Ai Weiwei, Washington Square Park Protest (1988), all photos courtesy of Three Shadows Photography Art Centre and Chambers Fine Art, via Asia Society.
Art Observed was on site at the Asia Society’s Ai Weiwei retrospective, which comprises over 200 photographs taken by the artist in some of his most pivotal years. Between 1983 and 1993, Weiwei documented protests of system, political, gender, and artistic. The show is a collection of black and white photographs, numbered simply and elegantly. The titles are Weiwei’s own, scrawled at the bottom of each piece. A visitor follows Weiwei through his life in the East Village. “New York Photographs” chronicles Weiwei’s interest in transformations, as they manifest through the artist’s perspective, and closes August 14.

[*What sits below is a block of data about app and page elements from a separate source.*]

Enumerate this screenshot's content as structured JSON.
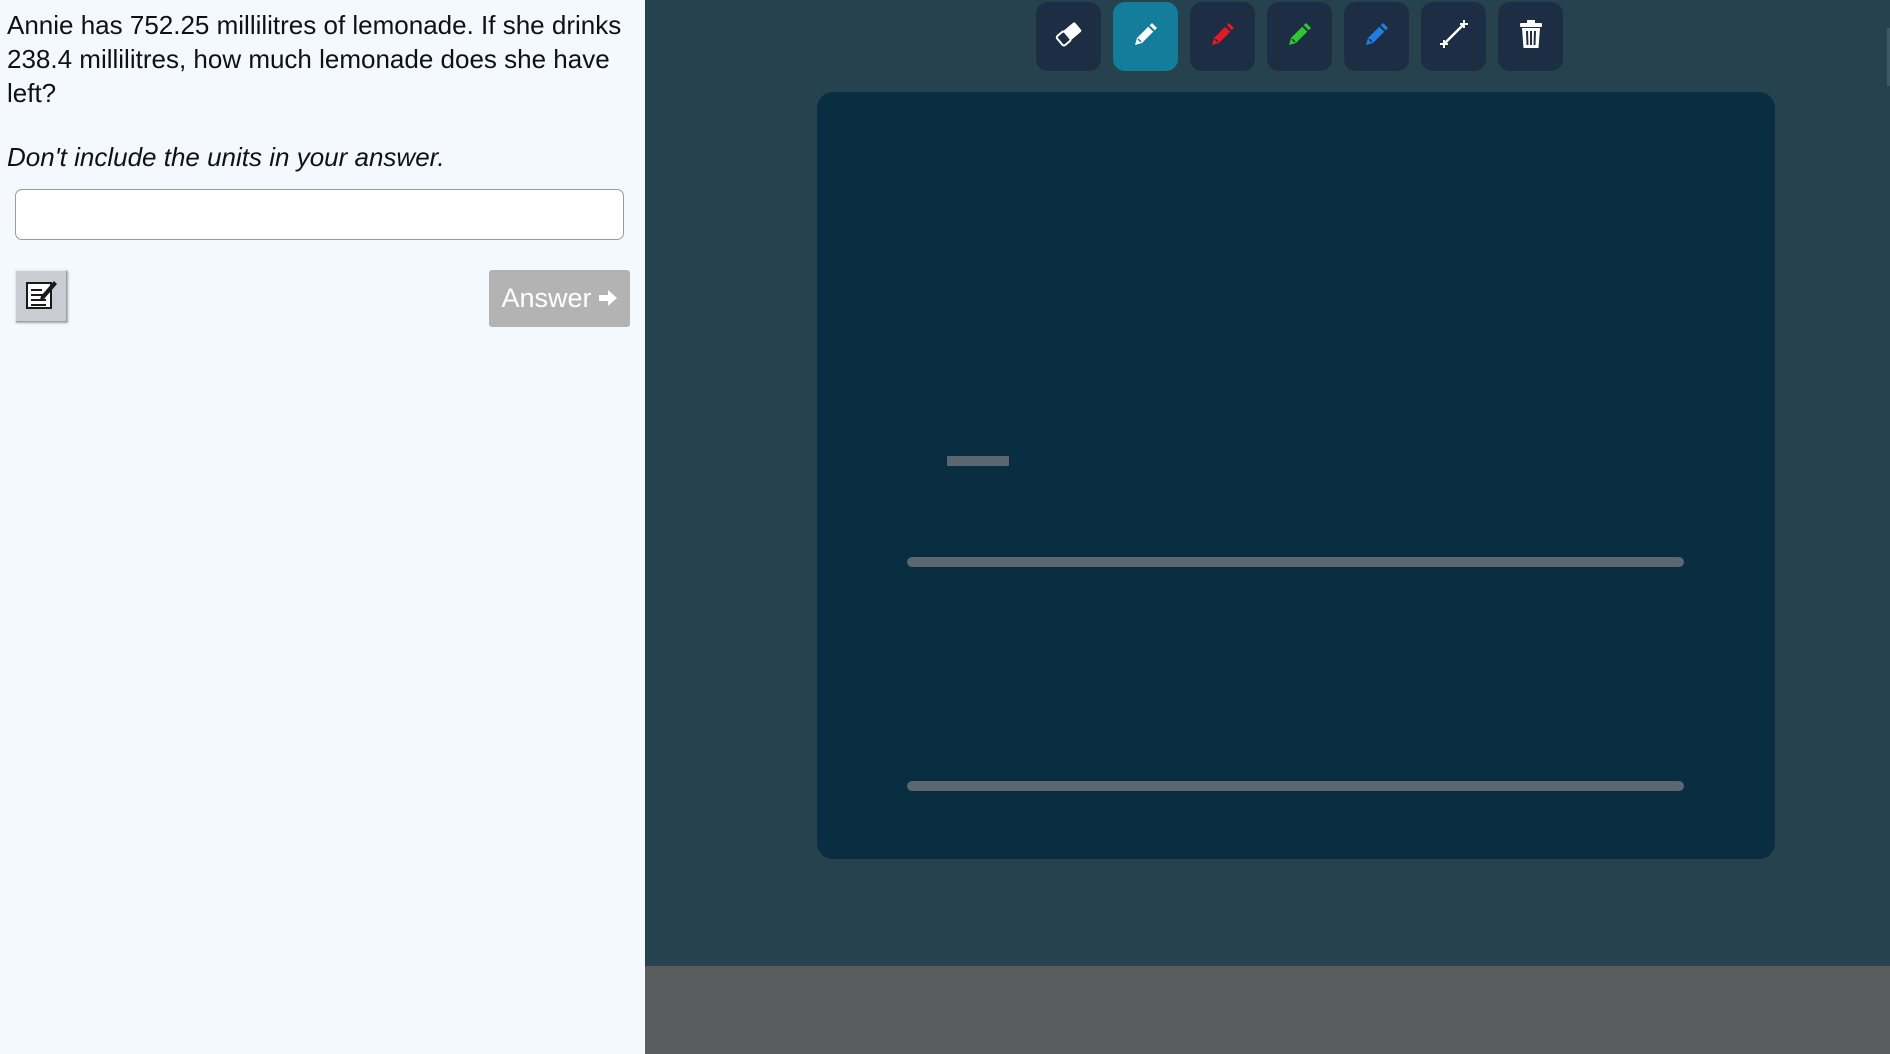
{
  "question": {
    "text": "Annie has 752.25 millilitres of lemonade. If she drinks 238.4 millilitres, how much lemonade does she have left?",
    "instruction": "Don't include the units in your answer."
  },
  "answer_input": {
    "value": "",
    "placeholder": ""
  },
  "notepad_button": {
    "icon": "notepad-icon"
  },
  "submit_button": {
    "label": "Answer",
    "icon": "arrow-right-icon"
  },
  "toolbar": {
    "tools": [
      {
        "name": "eraser",
        "icon": "eraser-icon",
        "active": false
      },
      {
        "name": "white-pen",
        "icon": "pencil-icon",
        "color": "#ffffff",
        "active": true
      },
      {
        "name": "red-pen",
        "icon": "pencil-icon",
        "color": "#e01b24",
        "active": false
      },
      {
        "name": "green-pen",
        "icon": "pencil-icon",
        "color": "#2ec72e",
        "active": false
      },
      {
        "name": "blue-pen",
        "icon": "pencil-icon",
        "color": "#1f7fe0",
        "active": false
      },
      {
        "name": "line",
        "icon": "line-tool-icon",
        "active": false
      },
      {
        "name": "clear",
        "icon": "trash-icon",
        "active": false
      }
    ]
  },
  "colors": {
    "left_background": "#f3f9ff",
    "workspace_background": "#26424f",
    "canvas_background": "#0a2e41",
    "active_tool": "#137d9b",
    "tool_background": "#1d2d44",
    "answer_button": "#b3b3b3",
    "bottom_bar": "#5b5c5e"
  }
}
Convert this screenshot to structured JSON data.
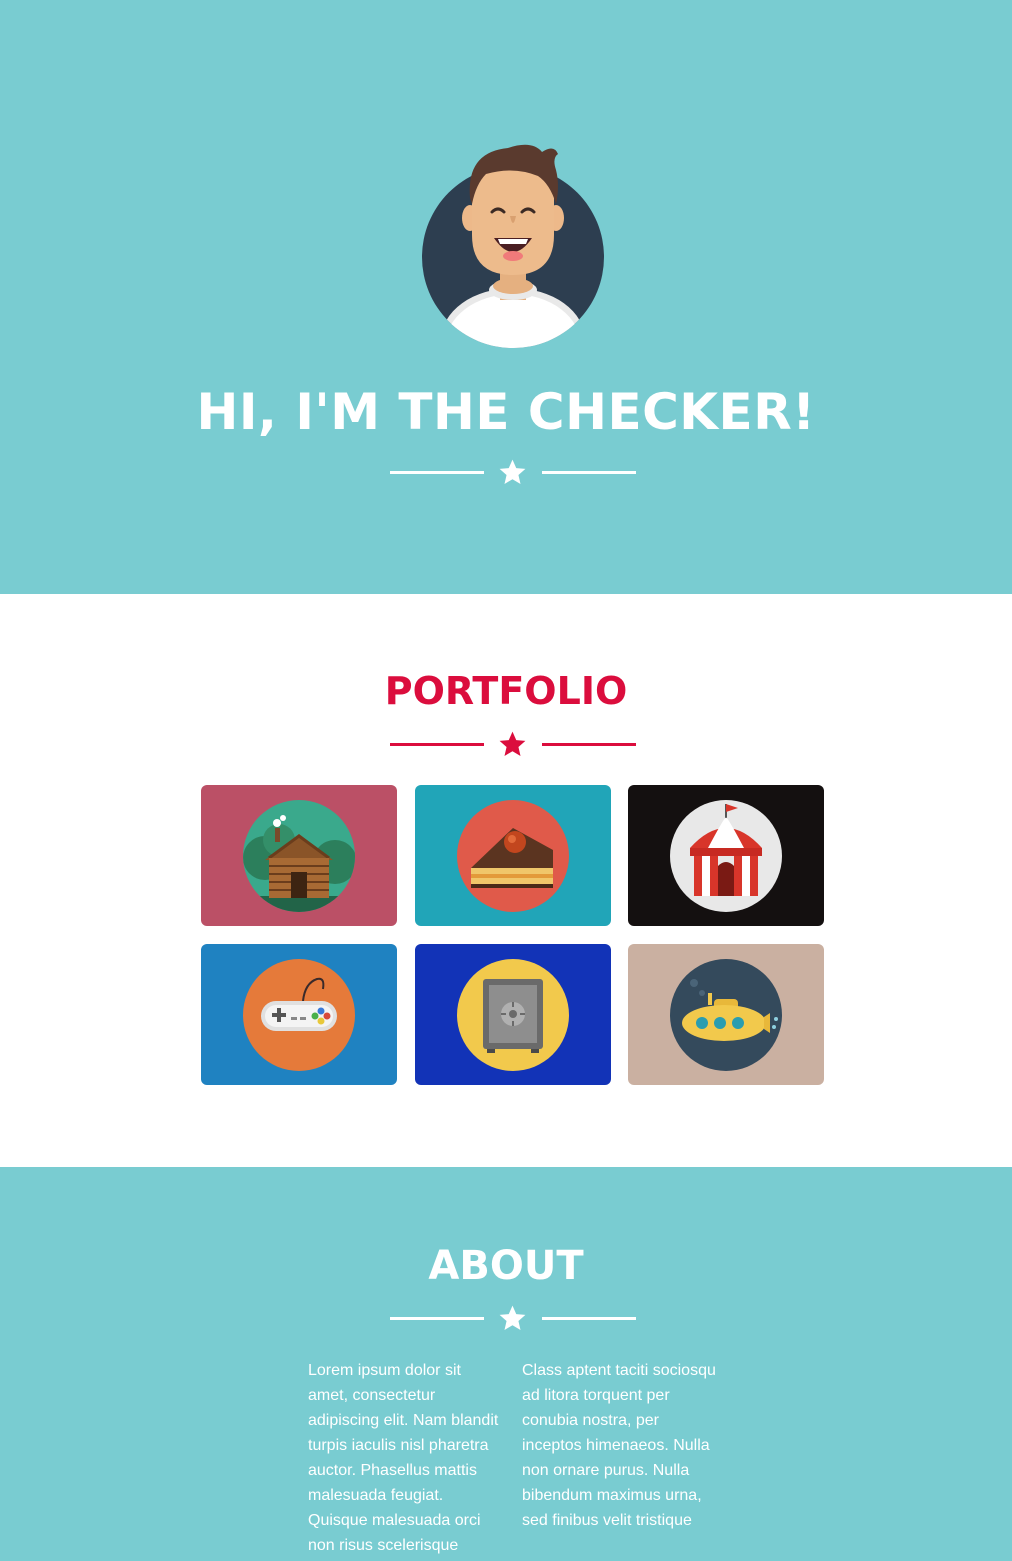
{
  "hero": {
    "title": "HI, I'M THE CHECKER!",
    "bg_color": "#79ccd1",
    "avatar_icon": "smiling-man-avatar-icon"
  },
  "portfolio": {
    "title": "PORTFOLIO",
    "accent_color": "#db0d3d",
    "items": [
      {
        "name": "cabin",
        "icon": "log-cabin-icon",
        "bg": "#bb5066"
      },
      {
        "name": "cake",
        "icon": "cake-slice-icon",
        "bg": "#21a5b8"
      },
      {
        "name": "circus",
        "icon": "circus-tent-icon",
        "bg": "#141010"
      },
      {
        "name": "game",
        "icon": "game-controller-icon",
        "bg": "#1f82c1"
      },
      {
        "name": "safe",
        "icon": "safe-icon",
        "bg": "#1233b7"
      },
      {
        "name": "submarine",
        "icon": "submarine-icon",
        "bg": "#cab0a1"
      }
    ]
  },
  "about": {
    "title": "ABOUT",
    "col1": "Lorem ipsum dolor sit amet, consectetur adipiscing elit. Nam blandit turpis iaculis nisl pharetra auctor. Phasellus mattis malesuada feugiat. Quisque malesuada orci non risus scelerisque",
    "col2": "Class aptent taciti sociosqu ad litora torquent per conubia nostra, per inceptos himenaeos. Nulla non ornare purus. Nulla bibendum maximus urna, sed finibus velit tristique"
  }
}
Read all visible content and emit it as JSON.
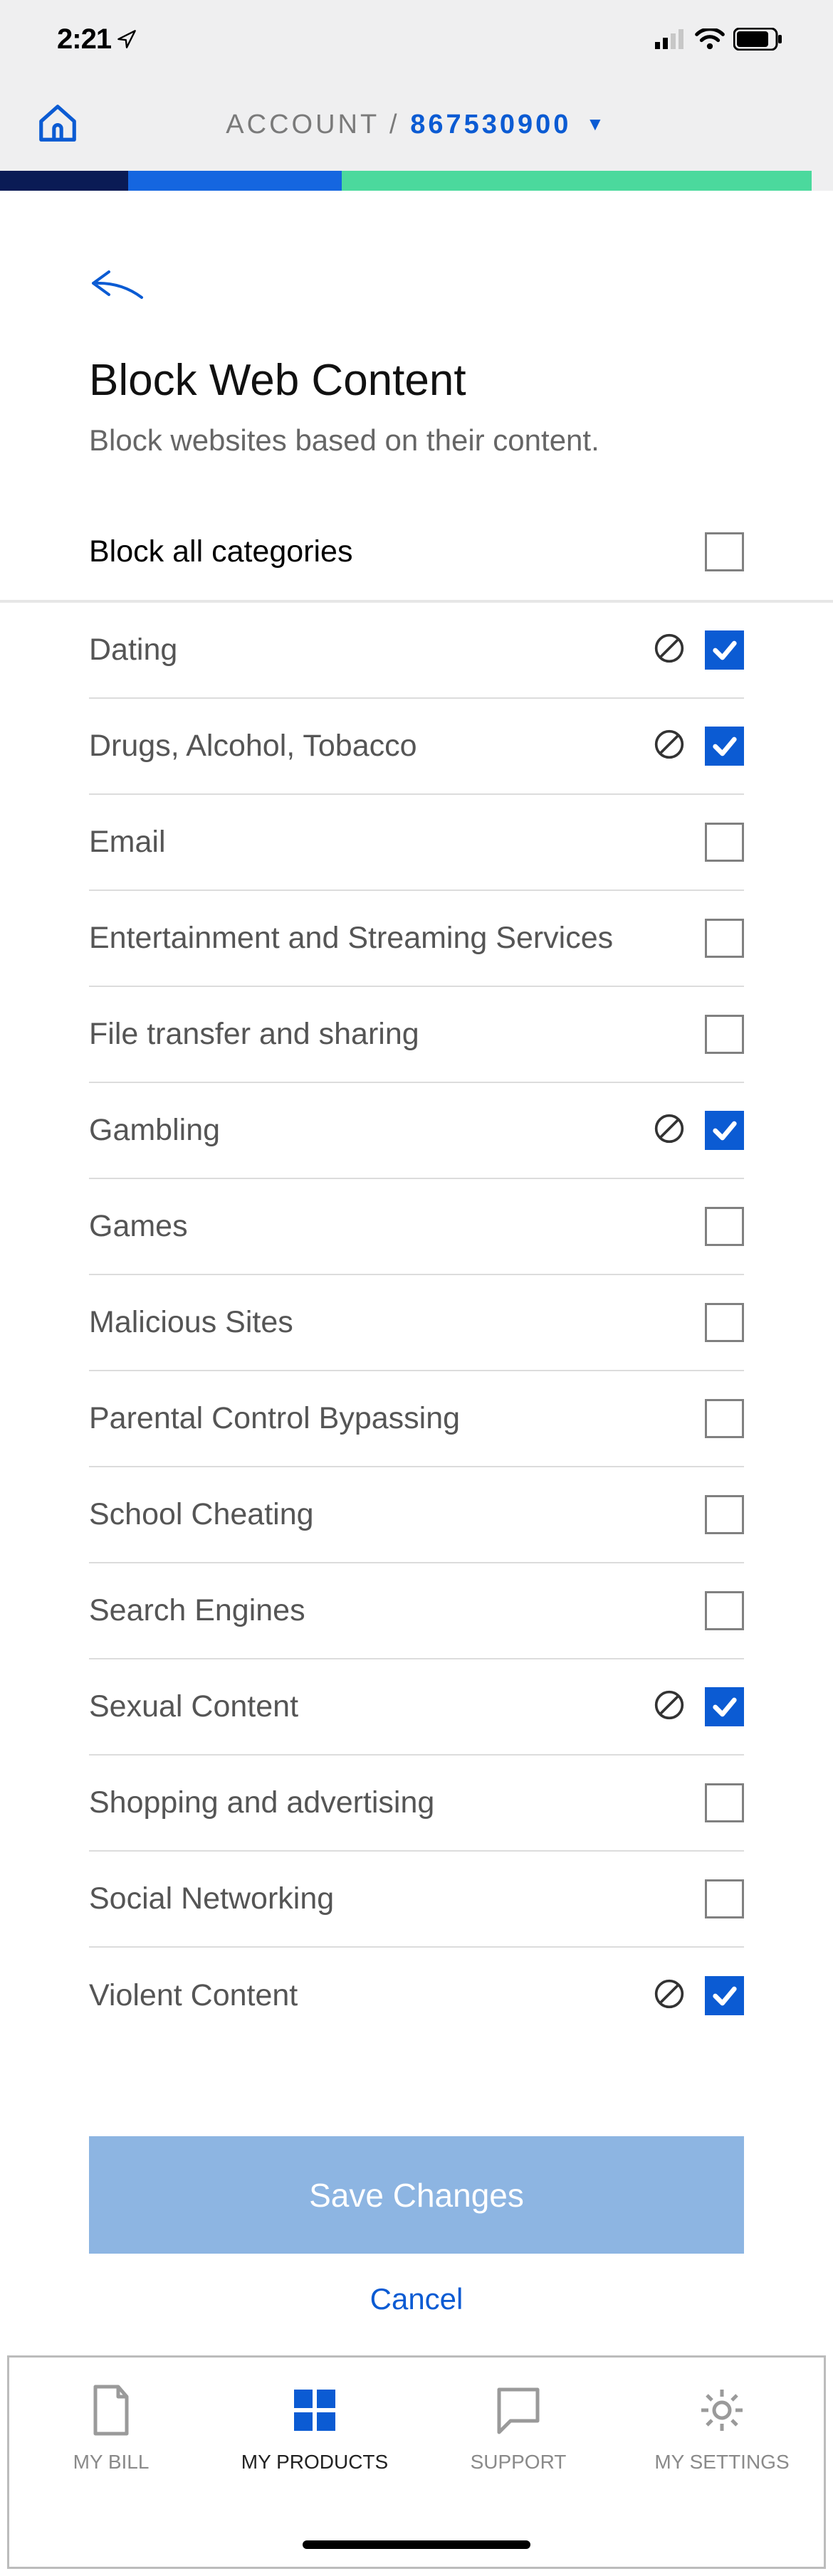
{
  "status": {
    "time": "2:21"
  },
  "header": {
    "account_label": "ACCOUNT /",
    "account_number": "867530900"
  },
  "page": {
    "title": "Block Web Content",
    "subtitle": "Block websites based on their content.",
    "block_all_label": "Block all categories",
    "block_all_checked": false
  },
  "categories": [
    {
      "label": "Dating",
      "checked": true,
      "has_block_icon": true
    },
    {
      "label": "Drugs, Alcohol, Tobacco",
      "checked": true,
      "has_block_icon": true
    },
    {
      "label": "Email",
      "checked": false,
      "has_block_icon": false
    },
    {
      "label": "Entertainment and Streaming Services",
      "checked": false,
      "has_block_icon": false
    },
    {
      "label": "File transfer and sharing",
      "checked": false,
      "has_block_icon": false
    },
    {
      "label": "Gambling",
      "checked": true,
      "has_block_icon": true
    },
    {
      "label": "Games",
      "checked": false,
      "has_block_icon": false
    },
    {
      "label": "Malicious Sites",
      "checked": false,
      "has_block_icon": false
    },
    {
      "label": "Parental Control Bypassing",
      "checked": false,
      "has_block_icon": false
    },
    {
      "label": "School Cheating",
      "checked": false,
      "has_block_icon": false
    },
    {
      "label": "Search Engines",
      "checked": false,
      "has_block_icon": false
    },
    {
      "label": "Sexual Content",
      "checked": true,
      "has_block_icon": true
    },
    {
      "label": "Shopping and advertising",
      "checked": false,
      "has_block_icon": false
    },
    {
      "label": "Social Networking",
      "checked": false,
      "has_block_icon": false
    },
    {
      "label": "Violent Content",
      "checked": true,
      "has_block_icon": true
    }
  ],
  "buttons": {
    "save": "Save Changes",
    "cancel": "Cancel"
  },
  "nav": {
    "items": [
      {
        "label": "MY BILL"
      },
      {
        "label": "MY PRODUCTS"
      },
      {
        "label": "SUPPORT"
      },
      {
        "label": "MY SETTINGS"
      }
    ]
  }
}
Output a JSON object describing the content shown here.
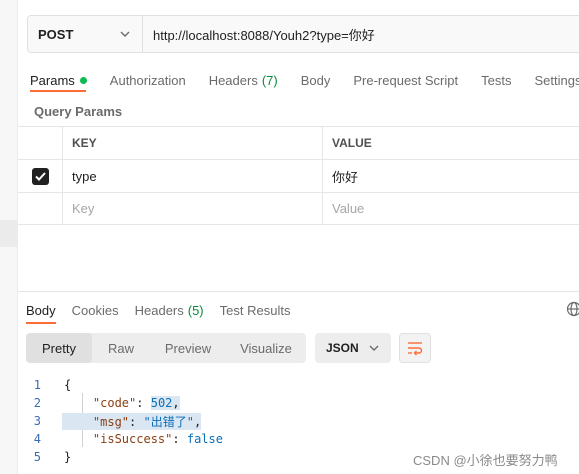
{
  "request": {
    "method": "POST",
    "url": "http://localhost:8088/Youh2?type=你好"
  },
  "request_tabs": [
    {
      "label": "Params",
      "active": true,
      "dot": true
    },
    {
      "label": "Authorization"
    },
    {
      "label": "Headers",
      "count": "(7)"
    },
    {
      "label": "Body"
    },
    {
      "label": "Pre-request Script"
    },
    {
      "label": "Tests"
    },
    {
      "label": "Settings"
    }
  ],
  "query_params": {
    "section_label": "Query Params",
    "headers": {
      "key": "KEY",
      "value": "VALUE"
    },
    "rows": [
      {
        "checked": true,
        "key": "type",
        "value": "你好"
      }
    ],
    "placeholder": {
      "key": "Key",
      "value": "Value"
    }
  },
  "response_tabs": [
    {
      "label": "Body",
      "active": true
    },
    {
      "label": "Cookies"
    },
    {
      "label": "Headers",
      "count": "(5)"
    },
    {
      "label": "Test Results"
    }
  ],
  "view_modes": [
    {
      "label": "Pretty",
      "active": true
    },
    {
      "label": "Raw"
    },
    {
      "label": "Preview"
    },
    {
      "label": "Visualize"
    }
  ],
  "format": "JSON",
  "code_lines": [
    {
      "n": "1",
      "text": "{"
    },
    {
      "n": "2",
      "key": "\"code\"",
      "value": "502"
    },
    {
      "n": "3",
      "key": "\"msg\"",
      "value": "\"出错了\""
    },
    {
      "n": "4",
      "key": "\"isSuccess\"",
      "value": "false"
    },
    {
      "n": "5",
      "text": "}"
    }
  ],
  "watermark": "CSDN @小徐也要努力鸭",
  "colors": {
    "accent": "#ff6c37",
    "success": "#0cbb52"
  }
}
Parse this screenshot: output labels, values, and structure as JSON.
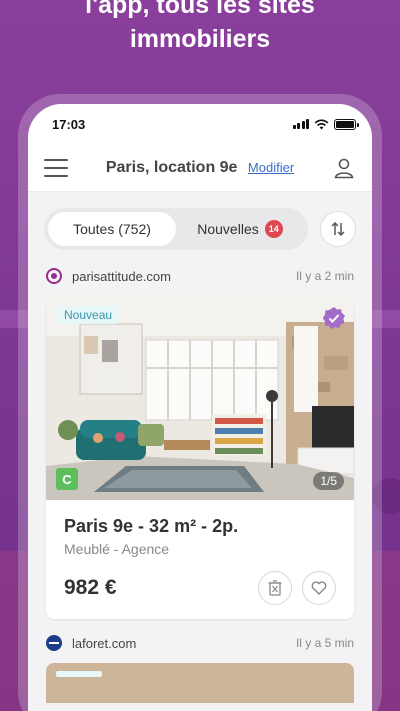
{
  "hero": {
    "line1": "l'app, tous les sites",
    "line2": "immobiliers"
  },
  "status_bar": {
    "time": "17:03"
  },
  "header": {
    "title": "Paris, location 9e",
    "edit_label": "Modifier"
  },
  "filters": {
    "all_label": "Toutes (752)",
    "new_label": "Nouvelles",
    "new_count": "14"
  },
  "listings": [
    {
      "source": "parisattitude.com",
      "time": "Il y a 2 min",
      "badge": "Nouveau",
      "energy_class": "C",
      "photo_counter": "1/5",
      "title": "Paris 9e - 32 m² - 2p.",
      "subtitle": "Meublé - Agence",
      "price": "982 €"
    },
    {
      "source": "laforet.com",
      "time": "Il y a 5 min"
    }
  ],
  "colors": {
    "background": "#8a3f9c",
    "accent_link": "#3a6fc8",
    "badge_red": "#e04850",
    "energy_green": "#5cbf5c",
    "verified_purple": "#a36cc9"
  }
}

More text and images after the jump…
Weiwei captures the ordinary — protests, actors, friends, the self — and renders it extraordinary. His photography hearkens back to the ready-mades of Duchamp, whom Weiwei explicitly references (and re-captures in kind). “Profile of Duchamp” (1983), for example, is a photograph of a coat hanger, half of which is filled with sunflower seeds, in the shape of a man’s face. Then there is “In Front of Duchamp’s Work” (1987), taken at the Museum of Modern Art, which is a self-portrait of Weiwei through “The Bride Stripped Bare By Her Bachelors, Even,” itself obsessed with the act of capturing. This piece appears in the midst of photographs following actors and transvestites through their transformations. The exhibition is in chronological order; Weiwei has made of his work a history (or, as he may be saying, his work — art or remembering in general — make histories).
Born in 1957 in Beijing, Ai Weiwei lived in New York from 1981 to 1993. Following an international furor, Ai WeiWei was just released after a three-month imprisonment in his home country. The artist has recently exhibited globally in such venues as at the Fotomuseum Winterthur, Switzerland; Lisson Gallery in London, the Neugerriemschneider in Berlin, the Ludwig Museum, Germany, the Tate Modern, and an outdoor sculpture installation “Zodiac Heads” in New York and correspondingly at the Somerset House, London. “New York Photographs” is enabled by Asia: Ideas and Images, and endowed by the Mattawin Company and Harold and Ruth Newman.
- R. Fogel